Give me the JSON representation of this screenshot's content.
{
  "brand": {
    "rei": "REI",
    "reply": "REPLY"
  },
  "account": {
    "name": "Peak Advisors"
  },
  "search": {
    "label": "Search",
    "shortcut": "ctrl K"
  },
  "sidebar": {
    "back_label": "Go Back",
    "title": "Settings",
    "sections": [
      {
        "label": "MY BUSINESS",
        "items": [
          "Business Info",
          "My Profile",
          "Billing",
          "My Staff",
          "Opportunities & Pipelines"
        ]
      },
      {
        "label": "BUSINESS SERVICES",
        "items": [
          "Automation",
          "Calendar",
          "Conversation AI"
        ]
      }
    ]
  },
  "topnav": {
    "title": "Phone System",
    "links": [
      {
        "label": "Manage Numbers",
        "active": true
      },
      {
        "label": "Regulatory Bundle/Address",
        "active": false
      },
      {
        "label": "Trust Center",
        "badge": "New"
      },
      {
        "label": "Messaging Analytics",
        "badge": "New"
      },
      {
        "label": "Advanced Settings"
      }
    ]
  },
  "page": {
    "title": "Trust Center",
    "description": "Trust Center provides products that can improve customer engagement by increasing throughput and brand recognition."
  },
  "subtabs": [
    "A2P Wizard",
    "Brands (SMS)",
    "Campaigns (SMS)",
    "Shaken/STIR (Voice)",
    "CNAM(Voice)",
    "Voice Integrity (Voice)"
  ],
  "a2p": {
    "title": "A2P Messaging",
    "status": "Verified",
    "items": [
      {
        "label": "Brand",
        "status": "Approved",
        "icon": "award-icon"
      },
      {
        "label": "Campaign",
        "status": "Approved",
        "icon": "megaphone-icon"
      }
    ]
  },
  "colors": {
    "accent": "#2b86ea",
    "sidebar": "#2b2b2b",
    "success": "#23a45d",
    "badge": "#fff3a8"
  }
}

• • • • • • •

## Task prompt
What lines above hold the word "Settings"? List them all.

## Exercise response
    "title": "Settings",
        "label": "Advanced Settings"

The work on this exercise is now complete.